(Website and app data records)

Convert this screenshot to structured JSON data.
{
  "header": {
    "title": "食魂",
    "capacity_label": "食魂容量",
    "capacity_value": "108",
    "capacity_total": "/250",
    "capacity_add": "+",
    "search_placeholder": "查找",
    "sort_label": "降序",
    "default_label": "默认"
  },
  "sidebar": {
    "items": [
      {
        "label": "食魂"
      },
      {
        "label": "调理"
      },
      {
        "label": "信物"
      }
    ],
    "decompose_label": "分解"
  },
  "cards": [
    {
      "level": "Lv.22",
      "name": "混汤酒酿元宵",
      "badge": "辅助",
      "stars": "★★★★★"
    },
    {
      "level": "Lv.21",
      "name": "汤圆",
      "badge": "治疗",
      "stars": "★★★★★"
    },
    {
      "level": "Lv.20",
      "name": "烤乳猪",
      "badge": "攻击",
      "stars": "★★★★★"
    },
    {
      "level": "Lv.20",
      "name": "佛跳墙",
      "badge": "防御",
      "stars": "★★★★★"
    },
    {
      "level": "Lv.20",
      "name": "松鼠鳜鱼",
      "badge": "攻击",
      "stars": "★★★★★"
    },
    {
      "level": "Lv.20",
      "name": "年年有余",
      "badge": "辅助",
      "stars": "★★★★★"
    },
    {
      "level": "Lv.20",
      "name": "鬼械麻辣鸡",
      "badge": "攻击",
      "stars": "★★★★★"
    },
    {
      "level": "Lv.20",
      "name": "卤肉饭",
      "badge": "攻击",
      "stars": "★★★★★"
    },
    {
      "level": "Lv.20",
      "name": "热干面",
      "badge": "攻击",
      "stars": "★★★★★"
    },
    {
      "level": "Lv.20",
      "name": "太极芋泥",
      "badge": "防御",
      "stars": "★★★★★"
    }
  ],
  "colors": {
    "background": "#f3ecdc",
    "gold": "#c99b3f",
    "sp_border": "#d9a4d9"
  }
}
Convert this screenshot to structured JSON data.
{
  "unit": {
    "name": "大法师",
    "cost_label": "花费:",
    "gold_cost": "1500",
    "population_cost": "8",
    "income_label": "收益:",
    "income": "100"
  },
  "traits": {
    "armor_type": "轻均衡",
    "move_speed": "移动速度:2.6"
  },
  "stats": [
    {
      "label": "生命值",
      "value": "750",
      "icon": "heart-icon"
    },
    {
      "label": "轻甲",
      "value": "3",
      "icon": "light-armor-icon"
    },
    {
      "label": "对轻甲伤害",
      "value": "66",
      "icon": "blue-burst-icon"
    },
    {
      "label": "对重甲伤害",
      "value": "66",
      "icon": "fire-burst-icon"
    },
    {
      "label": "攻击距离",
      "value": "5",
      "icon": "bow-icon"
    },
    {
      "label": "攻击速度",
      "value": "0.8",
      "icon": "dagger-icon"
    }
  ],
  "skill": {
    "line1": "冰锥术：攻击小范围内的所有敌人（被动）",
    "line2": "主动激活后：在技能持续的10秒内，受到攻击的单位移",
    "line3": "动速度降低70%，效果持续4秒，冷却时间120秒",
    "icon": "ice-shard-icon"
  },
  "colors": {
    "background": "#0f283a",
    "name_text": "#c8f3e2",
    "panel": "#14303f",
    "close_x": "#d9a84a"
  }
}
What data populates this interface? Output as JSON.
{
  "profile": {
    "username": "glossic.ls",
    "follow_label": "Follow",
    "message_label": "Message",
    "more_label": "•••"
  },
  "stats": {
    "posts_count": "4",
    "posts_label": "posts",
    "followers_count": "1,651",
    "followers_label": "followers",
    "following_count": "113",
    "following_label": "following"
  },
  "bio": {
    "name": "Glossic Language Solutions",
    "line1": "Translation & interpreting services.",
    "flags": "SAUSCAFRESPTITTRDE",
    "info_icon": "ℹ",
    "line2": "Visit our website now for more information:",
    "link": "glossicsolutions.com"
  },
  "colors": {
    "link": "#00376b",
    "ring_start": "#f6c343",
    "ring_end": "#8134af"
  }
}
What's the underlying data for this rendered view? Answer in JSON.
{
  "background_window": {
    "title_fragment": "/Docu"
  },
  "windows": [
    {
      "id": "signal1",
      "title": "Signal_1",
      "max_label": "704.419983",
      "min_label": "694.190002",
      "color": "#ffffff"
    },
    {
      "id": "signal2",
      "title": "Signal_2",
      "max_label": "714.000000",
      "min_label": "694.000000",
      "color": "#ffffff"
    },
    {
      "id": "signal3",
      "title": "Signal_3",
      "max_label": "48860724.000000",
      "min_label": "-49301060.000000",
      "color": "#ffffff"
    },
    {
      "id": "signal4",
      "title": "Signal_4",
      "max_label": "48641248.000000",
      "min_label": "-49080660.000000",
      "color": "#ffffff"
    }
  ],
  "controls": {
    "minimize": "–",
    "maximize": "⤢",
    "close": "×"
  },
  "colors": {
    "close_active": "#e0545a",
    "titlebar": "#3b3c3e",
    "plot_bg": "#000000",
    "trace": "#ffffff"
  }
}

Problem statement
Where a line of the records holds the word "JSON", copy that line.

Your response
Convert this screenshot to structured JSON data.
Convert this screenshot to structured JSON data.
What data populates this interface? Output as JSON.
What's the underlying data for this rendered view? Answer in JSON.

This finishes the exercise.